Four weeks ago, we were driving west over Emigrant Pass on I-80 on our 2nd, and final, U-Haul van trip, when I noticed (I was in my newish jeep, and MOH was in the U-Haul) that the mountains and valleys of the northern Basin and Range were rapidly becoming obscurred by dust.
In this first shot looking southwesterly from a relatively obscure point on Bobs Flat, down Bob Creek toward the Horseshoe Ranch near Beowawe, NV, our view has been dusted, making the visible hills and mountains appear vague, as if lost in a morning mist. The prominent hill in the central part of the photo is a subrange of the northern Shoshone Range, and the cliffy north-facing side of the subrange is officially known as Malpais, but is usually called the Malpais Rim.
The Malpais Rim, site of The Geysers near Beowawe, NV, — the geysers are, sadly, no longer geysing — is "one of several east-northeast-striking, fault-bounded cuestas in north central Nevada" (Eric Struhsacker, 1980). In the photo, the north-northwest facing scarp of the Malpais Rim is facing just a little away from us toward Whirlwind Valley, the flat area on the right side of the photo. Beyond Whirlwind Valley, a farther part of the northern Shoshone Range has an unusually vague outline. We can't see the Cortez Mountains in this dusty view; they are usually visible beyond the Malpais Rim.
Here's our general location (map and link from The National Map, courtesy U.S. Geological Survey). [Btw, all the maps shown here will look better when enlarged by clicking; maps from The National Map can be explored more fully by following the link provided.] Carlin is near the east edge of the map, just west of the U.S. 40 loop through Carlin Canyon (this fairly ancient AMS sheet for the area shows I-80 as partially built, and Highway 40 still in existence before the completion of the Carlin tunnels). Battle Mountain is not far off the west edge of the map.
Zooming in somewhat (map courtesy U.S.G.S. but downloaded from a different part of their website, we can see Bobs Flat, the flat area in the upper center of the map (Highway 40, rather than I-80, is shown on this old 15-minute map), and Beowawe, the tiny town, ghost town, and ranch area on S.R. 306 in the lower left of the map.
Zooming in even farther, we can now finally see the area of The Geysers and the Malpais Rim (The National Map link). I've outlined Beowawe and The Geysers in dark cyan.
A little farther down the west side of Emigrant Pass on the descent toward the Beowawe Rest Stop — which used to be a great place to see The Geysers before their feeder geothermal exploration wellheads were plugged for geothermal production — we see two subparallel slopes comining southeastward off the Argenta Rim in the northern Shoshone Range, in front of the closer and clearer hills east of Whirlwind Valley.
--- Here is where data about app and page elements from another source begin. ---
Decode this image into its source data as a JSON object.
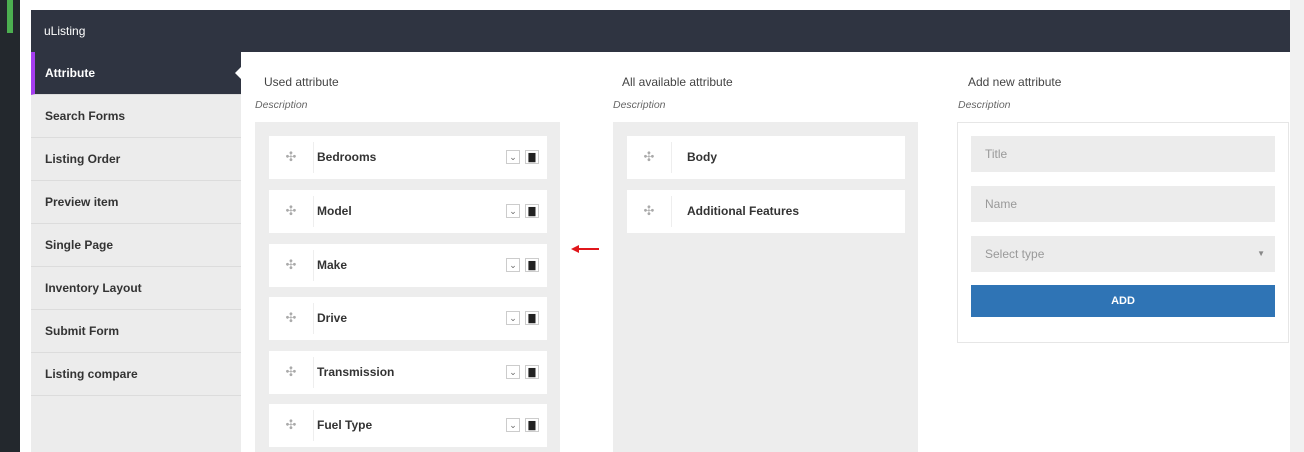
{
  "header": {
    "title": "uListing"
  },
  "sidebar": {
    "items": [
      {
        "label": "Attribute",
        "active": true
      },
      {
        "label": "Search Forms"
      },
      {
        "label": "Listing Order"
      },
      {
        "label": "Preview item"
      },
      {
        "label": "Single Page"
      },
      {
        "label": "Inventory Layout"
      },
      {
        "label": "Submit Form"
      },
      {
        "label": "Listing compare"
      }
    ]
  },
  "columns": {
    "used": {
      "title": "Used attribute",
      "description": "Description"
    },
    "available": {
      "title": "All available attribute",
      "description": "Description"
    },
    "add": {
      "title": "Add new attribute",
      "description": "Description"
    }
  },
  "used_attributes": [
    "Bedrooms",
    "Model",
    "Make",
    "Drive",
    "Transmission",
    "Fuel Type"
  ],
  "available_attributes": [
    "Body",
    "Additional Features"
  ],
  "form": {
    "title_placeholder": "Title",
    "name_placeholder": "Name",
    "type_placeholder": "Select type",
    "add_label": "ADD"
  },
  "icons": {
    "drag": "move-icon",
    "expand": "chevron-down-icon",
    "delete": "trash-icon",
    "arrow": "arrow-left-icon"
  },
  "colors": {
    "header_bg": "#2f3441",
    "active_accent": "#a63df0",
    "add_button": "#2f74b5",
    "arrow": "#e0161b"
  }
}
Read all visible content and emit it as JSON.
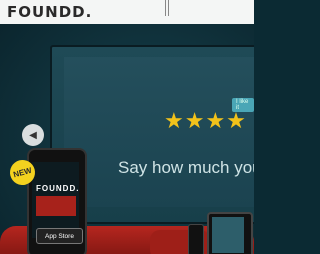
{
  "brand": {
    "logo_text": "FOUNDD."
  },
  "hero": {
    "tag_label": "I like it",
    "stars": "★★★★",
    "tagline": "Say how much you"
  },
  "carousel": {
    "prev_arrow": "◀"
  },
  "promo": {
    "badge": "NEW",
    "phone_logo": "FOUNDD.",
    "store_button": "App Store"
  },
  "colors": {
    "background": "#11343e",
    "star_color": "#f2c21a",
    "sofa_red": "#b5261f",
    "badge_yellow": "#f4d21f"
  },
  "icons": [
    "chevron-left-icon",
    "star-icon"
  ]
}
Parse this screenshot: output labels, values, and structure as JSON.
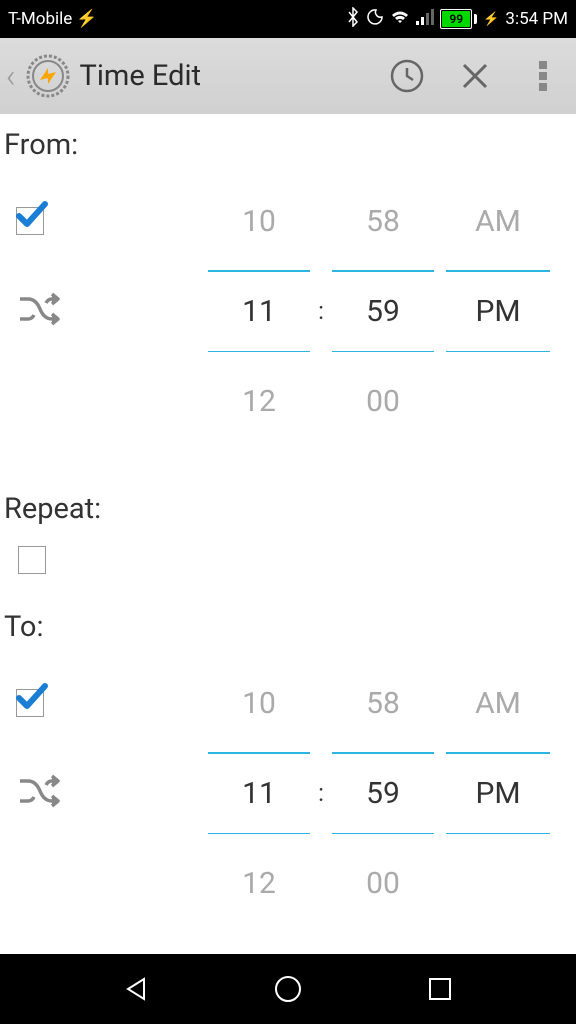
{
  "status": {
    "carrier": "T-Mobile",
    "battery": "99",
    "time": "3:54 PM"
  },
  "toolbar": {
    "title": "Time Edit"
  },
  "labels": {
    "from": "From:",
    "repeat": "Repeat:",
    "to": "To:"
  },
  "from": {
    "hour_above": "10",
    "min_above": "58",
    "ampm_above": "AM",
    "hour": "11",
    "min": "59",
    "ampm": "PM",
    "hour_below": "12",
    "min_below": "00",
    "colon": ":"
  },
  "to": {
    "hour_above": "10",
    "min_above": "58",
    "ampm_above": "AM",
    "hour": "11",
    "min": "59",
    "ampm": "PM",
    "hour_below": "12",
    "min_below": "00",
    "colon": ":"
  }
}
These closer, unnamed hills — irregularly north trending — sit between Bobs Flat and the northeast end of Whirlwind Valley.
The Argenta Rim (skewed rectangle) is another east-northeast-trending subrange of the northern Shoshone Range, similar to the Malpais Rim (The National Map link).
Coming into Battle Mountain, I grabbed this shot of the north end of the Shoshone Range near the Betty O'Neal mine in the Lewis silver mining district, in hopes of showing an alluvial fan slope coming off the mountains toward the Reese River Valley, but that slope is barely visible in this grainy, overprocessed photo. Nevertheless, you see the dusty conditions. This dust, and the dust we first saw coming over Emigrant Pass, is coming all the way from the Carson and Humboldt Sinks, located about 100 miles southwest of Battle Mountain and about 120 miles southwest of Emigrant Pass.
Coming around the usually blustery turn at Button Point, I had this view of the southern part of the Santa Rosa Range, with Bloody Run Peak being the high point on the left (south). The high part of the Santa Rosa Range — to the north, and off the photo stage right — was being thoroughly dusted by winds coming off the Black Rock Desert, and was not visible from I-80.
Our next view to the west, of Winnemucca Mountain, meant our second and last U-Haul trip was nearing an end, except for the unloading that took one more day — and except for the unpacking that is still in progress. A few views from Winnemucca Mountain, including one of Bloody Run Peak, can be seen here.
Struhsacker, E.M., 1980, The geology of the Beowawe geothermal system, Eureka and Lander Counties, Nevada: University of Utah Research Institute, Rept. ESL-37, 78 p.